Data about app and page elements:
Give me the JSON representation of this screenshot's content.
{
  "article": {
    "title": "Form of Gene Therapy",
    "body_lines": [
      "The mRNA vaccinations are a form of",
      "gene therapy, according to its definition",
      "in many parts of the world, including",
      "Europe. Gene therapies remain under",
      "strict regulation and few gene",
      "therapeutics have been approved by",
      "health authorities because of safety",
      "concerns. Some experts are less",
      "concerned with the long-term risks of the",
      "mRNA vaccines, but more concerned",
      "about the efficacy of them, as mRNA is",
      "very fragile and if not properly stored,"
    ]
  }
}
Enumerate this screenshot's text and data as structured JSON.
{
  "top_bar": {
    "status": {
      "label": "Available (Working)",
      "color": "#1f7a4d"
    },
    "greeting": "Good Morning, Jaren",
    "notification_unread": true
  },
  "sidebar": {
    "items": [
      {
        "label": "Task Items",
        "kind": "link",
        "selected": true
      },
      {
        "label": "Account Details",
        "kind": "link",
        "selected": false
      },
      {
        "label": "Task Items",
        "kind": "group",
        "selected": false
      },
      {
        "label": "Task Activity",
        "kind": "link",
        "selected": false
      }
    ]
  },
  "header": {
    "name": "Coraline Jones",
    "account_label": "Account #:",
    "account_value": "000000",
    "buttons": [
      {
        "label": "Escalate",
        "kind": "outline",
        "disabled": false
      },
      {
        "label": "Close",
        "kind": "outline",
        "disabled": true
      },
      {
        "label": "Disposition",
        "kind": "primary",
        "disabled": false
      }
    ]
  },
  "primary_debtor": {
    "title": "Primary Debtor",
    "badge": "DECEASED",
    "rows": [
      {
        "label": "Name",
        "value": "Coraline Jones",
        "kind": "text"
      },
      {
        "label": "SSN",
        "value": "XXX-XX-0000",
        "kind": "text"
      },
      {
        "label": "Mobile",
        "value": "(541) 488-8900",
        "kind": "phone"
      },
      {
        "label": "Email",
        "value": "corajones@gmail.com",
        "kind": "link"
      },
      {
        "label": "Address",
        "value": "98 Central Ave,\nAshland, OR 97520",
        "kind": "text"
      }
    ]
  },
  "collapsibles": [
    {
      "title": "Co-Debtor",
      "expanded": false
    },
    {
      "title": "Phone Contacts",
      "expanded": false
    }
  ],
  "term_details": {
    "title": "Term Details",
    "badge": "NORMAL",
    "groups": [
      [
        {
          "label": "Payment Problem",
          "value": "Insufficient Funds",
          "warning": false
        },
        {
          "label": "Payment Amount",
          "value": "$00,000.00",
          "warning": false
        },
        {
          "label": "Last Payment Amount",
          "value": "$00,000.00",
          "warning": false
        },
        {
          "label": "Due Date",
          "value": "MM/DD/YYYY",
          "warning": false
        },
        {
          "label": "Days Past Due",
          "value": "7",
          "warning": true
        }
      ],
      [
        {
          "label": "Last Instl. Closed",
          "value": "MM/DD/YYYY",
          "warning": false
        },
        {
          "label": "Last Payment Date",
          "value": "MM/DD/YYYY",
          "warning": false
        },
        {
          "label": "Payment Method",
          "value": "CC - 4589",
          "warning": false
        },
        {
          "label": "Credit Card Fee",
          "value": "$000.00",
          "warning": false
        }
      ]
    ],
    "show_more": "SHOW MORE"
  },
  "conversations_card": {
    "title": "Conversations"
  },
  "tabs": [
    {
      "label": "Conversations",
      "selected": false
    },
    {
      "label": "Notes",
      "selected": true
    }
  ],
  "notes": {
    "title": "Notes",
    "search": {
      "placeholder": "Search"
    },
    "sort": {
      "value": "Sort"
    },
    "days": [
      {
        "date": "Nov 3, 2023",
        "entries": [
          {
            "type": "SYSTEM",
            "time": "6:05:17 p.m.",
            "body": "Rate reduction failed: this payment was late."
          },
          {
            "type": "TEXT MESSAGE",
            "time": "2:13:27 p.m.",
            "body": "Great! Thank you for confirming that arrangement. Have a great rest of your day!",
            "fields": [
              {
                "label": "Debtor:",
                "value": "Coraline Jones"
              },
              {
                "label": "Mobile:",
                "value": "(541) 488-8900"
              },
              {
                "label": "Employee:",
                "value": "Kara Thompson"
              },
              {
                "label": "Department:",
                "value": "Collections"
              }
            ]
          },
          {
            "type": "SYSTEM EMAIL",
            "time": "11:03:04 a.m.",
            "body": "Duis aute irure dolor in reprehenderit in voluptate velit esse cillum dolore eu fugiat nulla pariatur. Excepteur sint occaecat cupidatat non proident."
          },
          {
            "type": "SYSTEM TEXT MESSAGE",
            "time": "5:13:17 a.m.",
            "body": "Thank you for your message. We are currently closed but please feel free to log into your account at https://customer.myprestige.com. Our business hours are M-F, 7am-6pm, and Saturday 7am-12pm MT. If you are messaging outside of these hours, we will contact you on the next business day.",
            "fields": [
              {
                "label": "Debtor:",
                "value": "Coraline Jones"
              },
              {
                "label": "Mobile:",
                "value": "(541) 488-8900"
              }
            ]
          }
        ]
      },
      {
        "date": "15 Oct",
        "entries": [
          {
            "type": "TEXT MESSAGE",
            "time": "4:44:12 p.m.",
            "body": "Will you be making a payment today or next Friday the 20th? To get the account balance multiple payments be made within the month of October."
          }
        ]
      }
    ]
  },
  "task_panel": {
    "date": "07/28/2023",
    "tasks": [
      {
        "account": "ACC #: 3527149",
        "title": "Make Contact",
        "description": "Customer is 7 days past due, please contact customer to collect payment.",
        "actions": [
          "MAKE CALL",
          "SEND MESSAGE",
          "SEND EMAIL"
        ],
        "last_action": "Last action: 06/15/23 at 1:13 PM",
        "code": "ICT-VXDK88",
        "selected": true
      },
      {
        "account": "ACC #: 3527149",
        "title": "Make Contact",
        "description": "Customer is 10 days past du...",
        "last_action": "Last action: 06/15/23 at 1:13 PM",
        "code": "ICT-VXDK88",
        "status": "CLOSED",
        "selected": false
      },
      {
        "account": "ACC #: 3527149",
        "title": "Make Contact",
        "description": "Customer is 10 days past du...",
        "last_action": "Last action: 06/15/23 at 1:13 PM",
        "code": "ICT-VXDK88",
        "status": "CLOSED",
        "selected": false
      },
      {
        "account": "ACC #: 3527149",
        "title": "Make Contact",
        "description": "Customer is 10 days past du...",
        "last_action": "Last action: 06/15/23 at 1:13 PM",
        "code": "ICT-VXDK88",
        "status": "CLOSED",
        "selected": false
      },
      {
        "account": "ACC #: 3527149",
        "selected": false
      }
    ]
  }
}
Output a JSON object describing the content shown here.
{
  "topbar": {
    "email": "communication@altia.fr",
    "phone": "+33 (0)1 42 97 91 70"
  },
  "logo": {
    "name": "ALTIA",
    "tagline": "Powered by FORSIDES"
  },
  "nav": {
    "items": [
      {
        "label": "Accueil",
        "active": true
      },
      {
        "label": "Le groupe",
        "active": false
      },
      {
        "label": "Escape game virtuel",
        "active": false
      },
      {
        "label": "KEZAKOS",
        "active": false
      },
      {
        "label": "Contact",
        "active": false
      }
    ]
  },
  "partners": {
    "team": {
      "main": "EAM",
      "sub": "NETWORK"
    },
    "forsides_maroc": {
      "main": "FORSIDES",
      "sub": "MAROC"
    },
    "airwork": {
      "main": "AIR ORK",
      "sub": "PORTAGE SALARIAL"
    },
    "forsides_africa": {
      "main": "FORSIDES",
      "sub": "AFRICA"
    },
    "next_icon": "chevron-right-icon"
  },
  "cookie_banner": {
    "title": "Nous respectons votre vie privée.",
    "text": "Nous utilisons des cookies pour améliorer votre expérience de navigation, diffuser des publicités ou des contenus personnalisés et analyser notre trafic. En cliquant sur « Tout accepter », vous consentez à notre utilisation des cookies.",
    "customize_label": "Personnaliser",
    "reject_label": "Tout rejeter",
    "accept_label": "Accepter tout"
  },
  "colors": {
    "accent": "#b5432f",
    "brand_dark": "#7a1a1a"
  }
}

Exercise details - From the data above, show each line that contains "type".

Solved problem -
            "type": "SYSTEM",
            "type": "TEXT MESSAGE",
            "type": "SYSTEM EMAIL",
            "type": "SYSTEM TEXT MESSAGE",
            "type": "TEXT MESSAGE",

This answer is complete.